Start of Records for the task

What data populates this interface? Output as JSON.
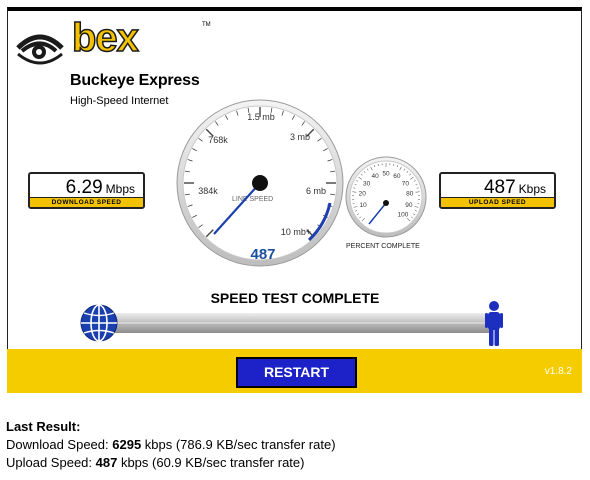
{
  "brand": {
    "logo_text": "bex",
    "name": "Buckeye Express",
    "tagline": "High-Speed Internet",
    "accent_color": "#f2c200"
  },
  "download": {
    "value": "6.29",
    "unit": "Mbps",
    "label": "DOWNLOAD SPEED"
  },
  "upload": {
    "value": "487",
    "unit": "Kbps",
    "label": "UPLOAD SPEED"
  },
  "line_gauge": {
    "label": "LINE SPEED",
    "ticks": [
      "384k",
      "768k",
      "1.5 mb",
      "3 mb",
      "6 mb",
      "10 mb+"
    ],
    "value": "487"
  },
  "percent_gauge": {
    "label": "PERCENT COMPLETE",
    "ticks": [
      "10",
      "20",
      "30",
      "40",
      "50",
      "60",
      "70",
      "80",
      "90",
      "100"
    ],
    "percent": 0
  },
  "status": {
    "title": "SPEED TEST COMPLETE"
  },
  "controls": {
    "restart_label": "RESTART",
    "version": "v1.8.2"
  },
  "last_result": {
    "heading": "Last Result:",
    "download_prefix": "Download Speed: ",
    "download_value": "6295",
    "download_suffix": " kbps (786.9 KB/sec transfer rate)",
    "upload_prefix": "Upload Speed: ",
    "upload_value": "487",
    "upload_suffix": " kbps (60.9 KB/sec transfer rate)"
  },
  "icons": {
    "globe": "globe-icon",
    "person": "person-icon",
    "eye": "eye-logo-icon"
  }
}
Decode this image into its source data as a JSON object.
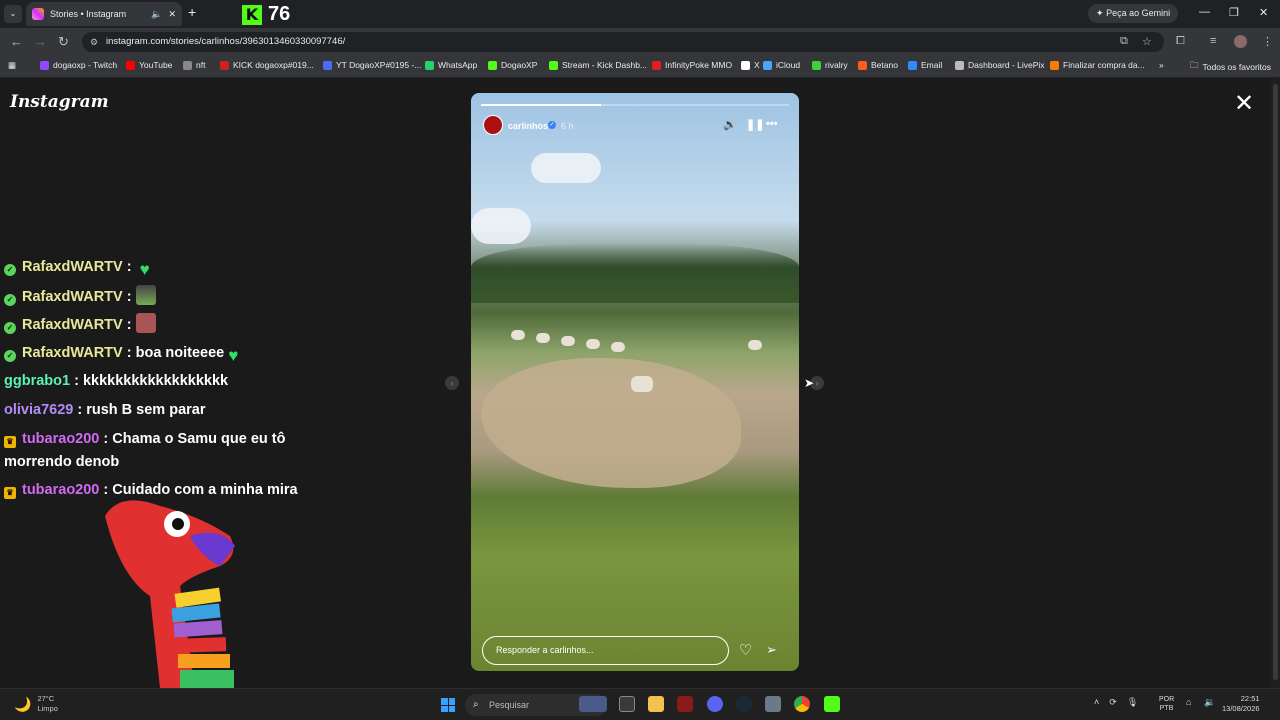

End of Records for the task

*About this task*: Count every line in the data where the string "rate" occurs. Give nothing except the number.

*Solution*: 2